Nanoscale mapping of the double layer potential at the graphene-electrolyte interface
Evgheni Strelcov, Christopher M. Arble, Hongxuan Guo, Brian D. Hoskins, Alexander Yulaev, Ivan Vlassiouk, Nikolai B. Zhitenev, Alexander Tselev, Andrei A. Kolmakov

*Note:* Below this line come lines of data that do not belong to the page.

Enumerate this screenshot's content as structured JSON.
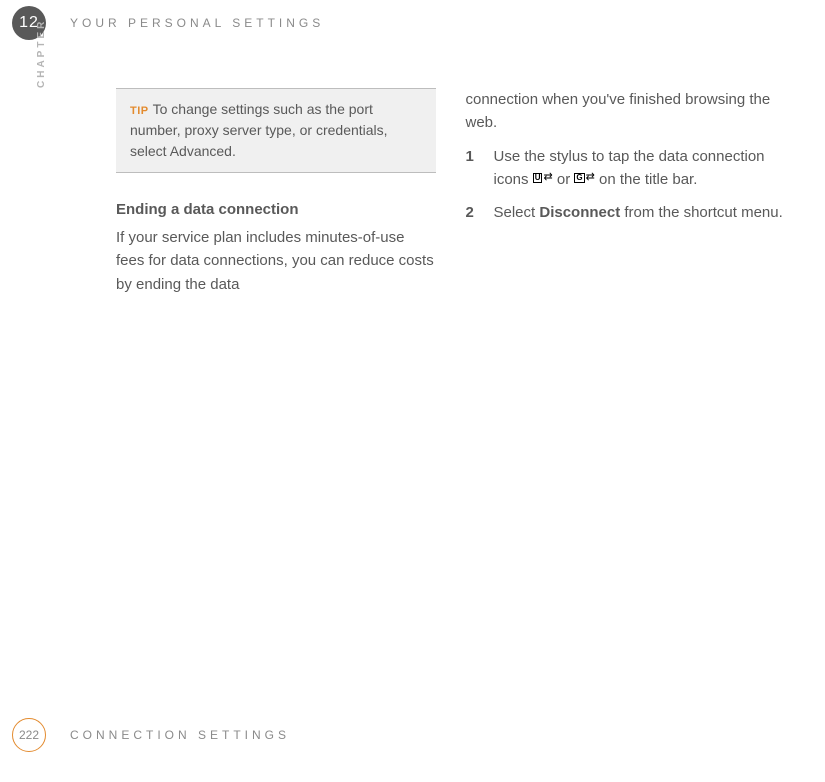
{
  "header": {
    "chapter_number": "12",
    "chapter_label": "CHAPTER",
    "title": "YOUR PERSONAL SETTINGS"
  },
  "left_column": {
    "tip": {
      "label": "TIP",
      "text": "To change settings such as the port number, proxy server type, or credentials, select Advanced."
    },
    "section_heading": "Ending a data connection",
    "section_body": "If your service plan includes minutes-of-use fees for data connections, you can reduce costs by ending the data"
  },
  "right_column": {
    "continuation": "connection when you've finished browsing the web.",
    "steps": [
      {
        "pre": "Use the stylus to tap the data connection icons ",
        "icon1_letter": "U",
        "or": " or ",
        "icon2_letter": "G",
        "post": " on the title bar."
      },
      {
        "pre": "Select ",
        "bold": "Disconnect",
        "post": " from the shortcut menu."
      }
    ]
  },
  "footer": {
    "page_number": "222",
    "section_title": "CONNECTION SETTINGS"
  }
}
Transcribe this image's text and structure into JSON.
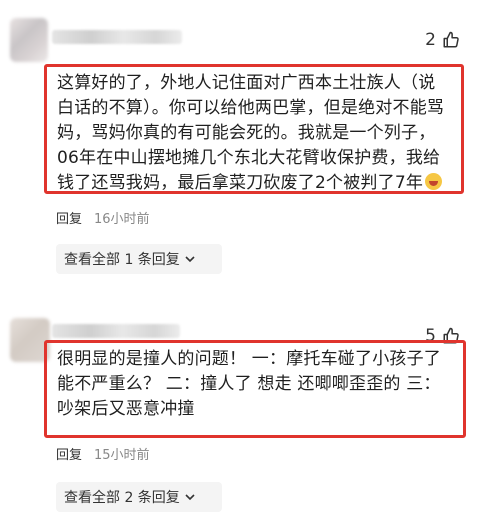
{
  "comments": [
    {
      "likes": "2",
      "text": "这算好的了，外地人记住面对广西本土壮族人（说白话的不算）。你可以给他两巴掌，但是绝对不能骂妈，骂妈你真的有可能会死的。我就是一个列子，06年在中山摆地摊几个东北大花臂收保护费，我给钱了还骂我妈，最后拿菜刀砍废了2个被判了7年",
      "reply_label": "回复",
      "time": "16小时前",
      "view_replies": "查看全部 1 条回复"
    },
    {
      "likes": "5",
      "text": "很明显的是撞人的问题！ 一：摩托车碰了小孩子了 能不严重么？ 二：撞人了 想走 还唧唧歪歪的 三：吵架后又恶意冲撞",
      "reply_label": "回复",
      "time": "15小时前",
      "view_replies": "查看全部 2 条回复"
    }
  ],
  "icons": {
    "like": "thumbs-up-icon",
    "expand": "chevron-down-icon",
    "emoji": "laughing-tears-emoji-icon"
  },
  "colors": {
    "highlight_border": "#e0342d"
  }
}
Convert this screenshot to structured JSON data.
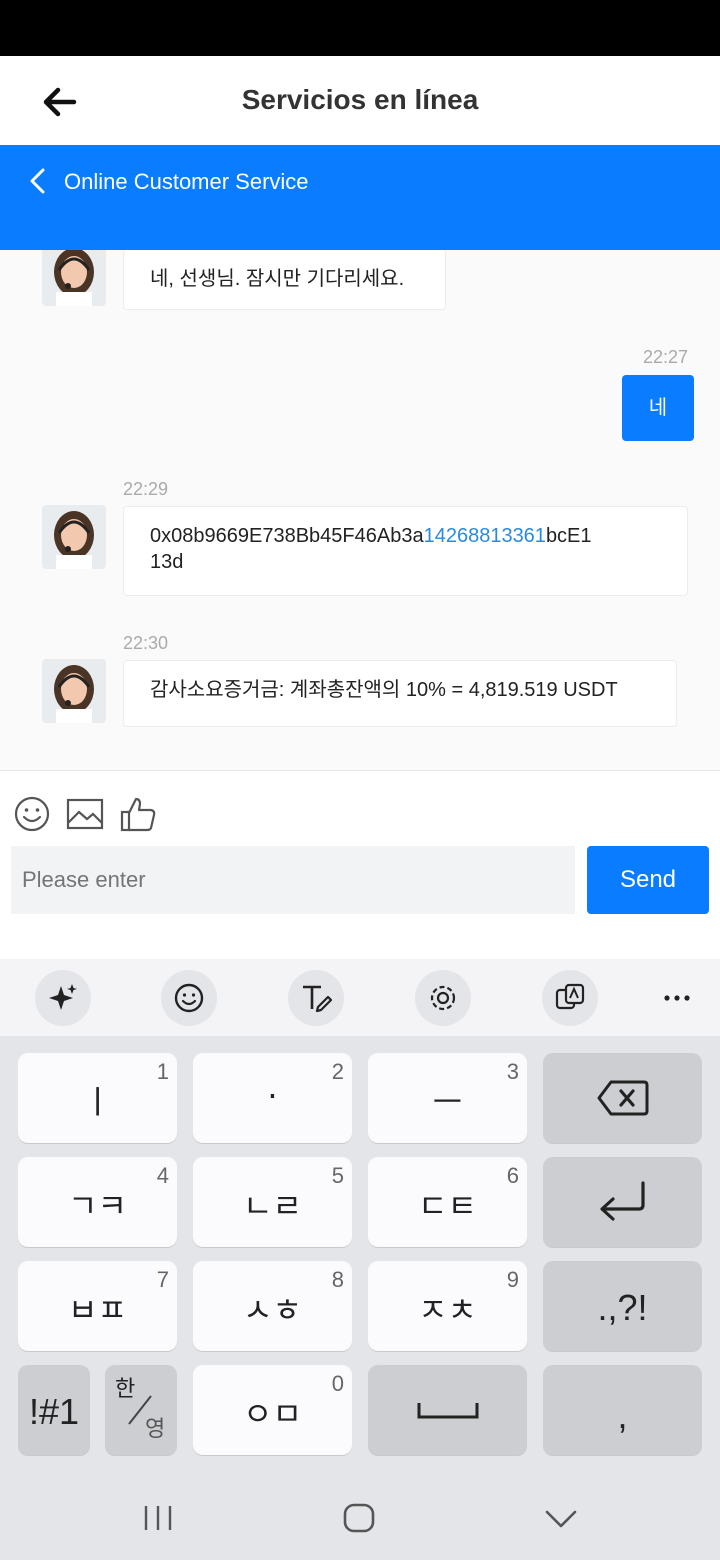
{
  "topbar": {
    "title": "Servicios en línea"
  },
  "service_header": {
    "label": "Online Customer Service"
  },
  "messages": [
    {
      "text": "네, 선생님. 잠시만 기다리세요."
    },
    {
      "time": "22:27",
      "text": "네"
    },
    {
      "time": "22:29",
      "text_a": "0x08b9669E738Bb45F46Ab3a",
      "text_link": "14268813361",
      "text_b": "bcE1",
      "text_c": "13d"
    },
    {
      "time": "22:30",
      "text": "감사소요증거금: 계좌총잔액의 10% = 4,819.519 USDT"
    }
  ],
  "composer": {
    "placeholder": "Please enter",
    "send_label": "Send"
  },
  "keyboard": {
    "keys": [
      {
        "glyph": "ㅣ",
        "num": "1"
      },
      {
        "glyph": "·",
        "num": "2"
      },
      {
        "glyph": "ㅡ",
        "num": "3"
      },
      {
        "glyph": "ㄱㅋ",
        "num": "4"
      },
      {
        "glyph": "ㄴㄹ",
        "num": "5"
      },
      {
        "glyph": "ㄷㅌ",
        "num": "6"
      },
      {
        "glyph": "ㅂㅍ",
        "num": "7"
      },
      {
        "glyph": "ㅅㅎ",
        "num": "8"
      },
      {
        "glyph": "ㅈㅊ",
        "num": "9"
      },
      {
        "glyph": "ㅇㅁ",
        "num": "0"
      }
    ],
    "punct": ".,?!",
    "comma": ",",
    "symbols": "!#1",
    "lang_top": "한",
    "lang_bottom": "영"
  },
  "colors": {
    "accent": "#0a7cff",
    "link": "#2a8bdc"
  }
}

The structure and potential drop across the electrical double layer (EDL) govern the operation of multiple electrochemical devices, determine reaction potentials and condition ion transport through the cellular membranes in living organisms. Despite more than a century of research, very few methods of direct measurement of the composition and potential of the EDL exist. These methods often suffer from complexity and low spatial resolution, usually only providing spatially-averaged information. On the other hand, Kelvin probe force microscopy (KPFM) is capable of mapping potential with nanoscale lateral resolution, but cannot be used in electrolytes with concentrations higher than several mmol/L. Here we resolve this experimental impediment by combining KPFM with graphene-capped electrolytic cells to quantitatively measure potential drop across EDL in aqueous electrolytes of any concentration with a high lateral resolution. The surface potential of graphene in contact with deionized water and 0.1 mol/L solutions of CuSO4 and MgSO4 as a function of counter electrode voltage is reported. The measurements are supported by numerical modeling to reveal the role of the graphene membrane in potential screening and to determine the EDL potential drop. The proposed approach proved to be especially useful for imaging spatially inhomogeneous systems with nanoparticles submerged in an electrolyte solution. It could be suitable for in operando and in vivo measurements of the potential drop in the EDL on the surfaces of nano-catalysts and biological cells in equilibrium with liquid solutions.